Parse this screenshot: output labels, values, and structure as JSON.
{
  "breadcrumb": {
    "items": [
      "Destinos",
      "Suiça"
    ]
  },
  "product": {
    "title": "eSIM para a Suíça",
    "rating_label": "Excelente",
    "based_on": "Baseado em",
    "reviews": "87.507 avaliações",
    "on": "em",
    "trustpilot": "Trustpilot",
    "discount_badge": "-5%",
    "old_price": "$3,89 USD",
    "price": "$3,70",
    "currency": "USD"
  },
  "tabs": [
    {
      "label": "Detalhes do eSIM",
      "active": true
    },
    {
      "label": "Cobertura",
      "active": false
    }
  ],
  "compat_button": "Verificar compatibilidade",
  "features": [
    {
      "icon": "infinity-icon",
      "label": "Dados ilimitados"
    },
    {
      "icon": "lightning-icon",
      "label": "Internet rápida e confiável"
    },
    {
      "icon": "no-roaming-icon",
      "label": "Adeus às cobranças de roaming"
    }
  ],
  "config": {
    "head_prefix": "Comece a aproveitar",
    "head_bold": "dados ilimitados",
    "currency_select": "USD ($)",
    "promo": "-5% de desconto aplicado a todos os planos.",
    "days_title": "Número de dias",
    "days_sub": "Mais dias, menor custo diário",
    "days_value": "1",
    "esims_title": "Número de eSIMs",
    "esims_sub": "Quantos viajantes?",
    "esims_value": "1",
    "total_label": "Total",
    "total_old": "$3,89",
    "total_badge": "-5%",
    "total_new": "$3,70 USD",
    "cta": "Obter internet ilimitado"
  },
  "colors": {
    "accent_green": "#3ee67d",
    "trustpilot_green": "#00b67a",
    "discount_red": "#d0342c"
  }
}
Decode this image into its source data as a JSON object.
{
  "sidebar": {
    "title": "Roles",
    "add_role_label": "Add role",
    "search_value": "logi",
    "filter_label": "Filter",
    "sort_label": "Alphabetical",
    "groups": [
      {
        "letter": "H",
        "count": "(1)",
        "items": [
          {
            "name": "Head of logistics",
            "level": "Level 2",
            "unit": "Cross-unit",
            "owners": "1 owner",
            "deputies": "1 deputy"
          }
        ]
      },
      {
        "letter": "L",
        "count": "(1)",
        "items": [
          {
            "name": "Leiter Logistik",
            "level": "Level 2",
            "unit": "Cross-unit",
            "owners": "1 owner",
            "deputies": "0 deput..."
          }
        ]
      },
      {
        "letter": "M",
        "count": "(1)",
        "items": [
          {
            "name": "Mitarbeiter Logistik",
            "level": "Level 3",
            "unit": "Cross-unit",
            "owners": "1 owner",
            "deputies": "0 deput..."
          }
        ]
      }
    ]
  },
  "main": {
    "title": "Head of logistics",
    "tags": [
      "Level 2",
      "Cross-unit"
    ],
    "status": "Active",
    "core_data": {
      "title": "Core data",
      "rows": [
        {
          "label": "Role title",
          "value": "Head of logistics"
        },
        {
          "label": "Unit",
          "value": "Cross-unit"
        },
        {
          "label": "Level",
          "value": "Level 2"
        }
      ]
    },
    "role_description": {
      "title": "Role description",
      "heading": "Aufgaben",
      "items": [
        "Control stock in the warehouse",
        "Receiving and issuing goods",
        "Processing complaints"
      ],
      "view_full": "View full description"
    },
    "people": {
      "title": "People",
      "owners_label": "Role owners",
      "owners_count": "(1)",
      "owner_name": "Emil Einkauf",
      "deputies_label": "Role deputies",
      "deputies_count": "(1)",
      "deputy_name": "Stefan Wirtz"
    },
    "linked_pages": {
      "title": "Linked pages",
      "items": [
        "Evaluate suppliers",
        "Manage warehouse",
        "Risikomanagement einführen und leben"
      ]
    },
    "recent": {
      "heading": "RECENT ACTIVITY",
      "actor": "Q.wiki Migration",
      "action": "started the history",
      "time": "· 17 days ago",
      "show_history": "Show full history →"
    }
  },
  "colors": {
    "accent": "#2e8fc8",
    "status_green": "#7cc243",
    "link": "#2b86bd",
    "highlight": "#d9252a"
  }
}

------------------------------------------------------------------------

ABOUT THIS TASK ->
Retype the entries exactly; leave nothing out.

ANSWER TO THIS TASK ->
Parse this screenshot: output labels, values, and structure as JSON.
{
  "breadcrumb": {
    "items": [
      "Destinos",
      "Suiça"
    ]
  },
  "product": {
    "title": "eSIM para a Suíça",
    "rating_label": "Excelente",
    "based_on": "Baseado em",
    "reviews": "87.507 avaliações",
    "on": "em",
    "trustpilot": "Trustpilot",
    "discount_badge": "-5%",
    "old_price": "$3,89 USD",
    "price": "$3,70",
    "currency": "USD"
  },
  "tabs": [
    {
      "label": "Detalhes do eSIM",
      "active": true
    },
    {
      "label": "Cobertura",
      "active": false
    }
  ],
  "compat_button": "Verificar compatibilidade",
  "features": [
    {
      "icon": "infinity-icon",
      "label": "Dados ilimitados"
    },
    {
      "icon": "lightning-icon",
      "label": "Internet rápida e confiável"
    },
    {
      "icon": "no-roaming-icon",
      "label": "Adeus às cobranças de roaming"
    }
  ],
  "config": {
    "head_prefix": "Comece a aproveitar",
    "head_bold": "dados ilimitados",
    "currency_select": "USD ($)",
    "promo": "-5% de desconto aplicado a todos os planos.",
    "days_title": "Número de dias",
    "days_sub": "Mais dias, menor custo diário",
    "days_value": "1",
    "esims_title": "Número de eSIMs",
    "esims_sub": "Quantos viajantes?",
    "esims_value": "1",
    "total_label": "Total",
    "total_old": "$3,89",
    "total_badge": "-5%",
    "total_new": "$3,70 USD",
    "cta": "Obter internet ilimitado"
  },
  "colors": {
    "accent_green": "#3ee67d",
    "trustpilot_green": "#00b67a",
    "discount_red": "#d0342c"
  }
}
Decode this image into its source data as a JSON object.
{
  "sidebar": {
    "title": "Roles",
    "add_role_label": "Add role",
    "search_value": "logi",
    "filter_label": "Filter",
    "sort_label": "Alphabetical",
    "groups": [
      {
        "letter": "H",
        "count": "(1)",
        "items": [
          {
            "name": "Head of logistics",
            "level": "Level 2",
            "unit": "Cross-unit",
            "owners": "1 owner",
            "deputies": "1 deputy"
          }
        ]
      },
      {
        "letter": "L",
        "count": "(1)",
        "items": [
          {
            "name": "Leiter Logistik",
            "level": "Level 2",
            "unit": "Cross-unit",
            "owners": "1 owner",
            "deputies": "0 deput..."
          }
        ]
      },
      {
        "letter": "M",
        "count": "(1)",
        "items": [
          {
            "name": "Mitarbeiter Logistik",
            "level": "Level 3",
            "unit": "Cross-unit",
            "owners": "1 owner",
            "deputies": "0 deput..."
          }
        ]
      }
    ]
  },
  "main": {
    "title": "Head of logistics",
    "tags": [
      "Level 2",
      "Cross-unit"
    ],
    "status": "Active",
    "core_data": {
      "title": "Core data",
      "rows": [
        {
          "label": "Role title",
          "value": "Head of logistics"
        },
        {
          "label": "Unit",
          "value": "Cross-unit"
        },
        {
          "label": "Level",
          "value": "Level 2"
        }
      ]
    },
    "role_description": {
      "title": "Role description",
      "heading": "Aufgaben",
      "items": [
        "Control stock in the warehouse",
        "Receiving and issuing goods",
        "Processing complaints"
      ],
      "view_full": "View full description"
    },
    "people": {
      "title": "People",
      "owners_label": "Role owners",
      "owners_count": "(1)",
      "owner_name": "Emil Einkauf",
      "deputies_label": "Role deputies",
      "deputies_count": "(1)",
      "deputy_name": "Stefan Wirtz"
    },
    "linked_pages": {
      "title": "Linked pages",
      "items": [
        "Evaluate suppliers",
        "Manage warehouse",
        "Risikomanagement einführen und leben"
      ]
    },
    "recent": {
      "heading": "RECENT ACTIVITY",
      "actor": "Q.wiki Migration",
      "action": "started the history",
      "time": "· 17 days ago",
      "show_history": "Show full history →"
    }
  },
  "colors": {
    "accent": "#2e8fc8",
    "status_green": "#7cc243",
    "link": "#2b86bd",
    "highlight": "#d9252a"
  }
}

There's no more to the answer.